Another consideration is the workflow you choose for shooting in the streets. I use as a reference the pattern of the three Fs: fishing, following, finding. «Following» a subject along the street almost suggest itself: this is your main character, get near it to fill your frame and open the lens with a f-stop of 2.8 or less. You have to be careful because of the limitations of the planes in focus. It all depends of the speed of your subject, your distance (closer you get, less depth of field), and the f-stop. If your subject is moving there is a great chance to get it out of focus (for the very shallow depth of field). Only practice—with continuous auto-focus in a single point—and taking 3 or more shots will allow to catch all in focus with big apertures. When «fishing» subjects in a pretty or interesting backdrop, you can plan beforehand your settings, take intelligent decisions: one layer, two or more layers, etc. By fishing you decide your apertures, if the expected subject will be all in the frame or the background must be sharp. And finally, by «finding» the unexpected in the streets, you have no other than pure luck, the serendipity governs, you should have to be quick, no matter what your setting are: you shoot. Generally, when nothing is apparent and you are wandering expecting something to happen, you presets to f/8 and focus near to 2 meters, or so, ready to shot immediately.

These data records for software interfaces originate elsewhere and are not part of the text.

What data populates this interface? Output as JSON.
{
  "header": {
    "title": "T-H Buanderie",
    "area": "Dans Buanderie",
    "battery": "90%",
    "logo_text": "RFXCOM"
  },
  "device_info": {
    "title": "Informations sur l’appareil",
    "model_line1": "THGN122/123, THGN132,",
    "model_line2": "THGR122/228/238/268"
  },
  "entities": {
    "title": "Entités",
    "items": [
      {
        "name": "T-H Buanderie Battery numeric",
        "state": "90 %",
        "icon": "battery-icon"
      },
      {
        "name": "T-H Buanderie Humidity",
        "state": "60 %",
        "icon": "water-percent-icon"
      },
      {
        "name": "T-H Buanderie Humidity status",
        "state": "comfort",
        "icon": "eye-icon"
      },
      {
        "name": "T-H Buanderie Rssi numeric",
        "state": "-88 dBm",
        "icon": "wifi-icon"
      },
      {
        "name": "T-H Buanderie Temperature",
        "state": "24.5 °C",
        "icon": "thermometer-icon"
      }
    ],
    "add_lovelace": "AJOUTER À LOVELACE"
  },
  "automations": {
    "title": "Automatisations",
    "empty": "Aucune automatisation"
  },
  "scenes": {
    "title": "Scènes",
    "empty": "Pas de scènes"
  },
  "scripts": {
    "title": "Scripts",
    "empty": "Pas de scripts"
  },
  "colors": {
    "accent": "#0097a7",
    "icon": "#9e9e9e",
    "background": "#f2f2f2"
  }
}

Program mode and perfect gear
The last two items are less strict. As I said before, many street photographers use Manual mode, pre-setting the aperture, the shutter speed and the ISO, based on experience and light conditions. The good result is a common appearance along all their pictures. The bad thing is the missing opportunities when the subject or light conditions quickly varies. Nowadays, shooting raw solves many of those problems, and you can adjust any picture in post-production. In Aperture and Shutter Priorities, when and why I discuss my choices in that direction. I prefer Aperture priority for common outdoors situations, changing to Shutter priority in indoors or when my subject, or me, are moving fast. Setting the Shutter speed 1/250th avoids to me the camera shake and most of the motion blur. Less than that can avoid camera shake, but no always the motion blur with moving figures.
Finally, I shoot with a DSLR APS-C body. It’s a semi-pro camera with excellent configuration capabilities and high quality sensor. Not two lite, not too discrete. I miss however a tilt LCD display. It would allow me to shoot from the hip and to change easily the perspective of the eye (down or up as wish). It also would allow me to be more discrete in close distance with my subjects. A light mirrorless camera come to mind. It’s too complicate for me to carry my DSLR everywhere. A pocket-size camera would motivate me to get my gear everywhere, not missing opportunities of good shots when making errands in the streets or in my free-time of the regular working week. Next year…maybe.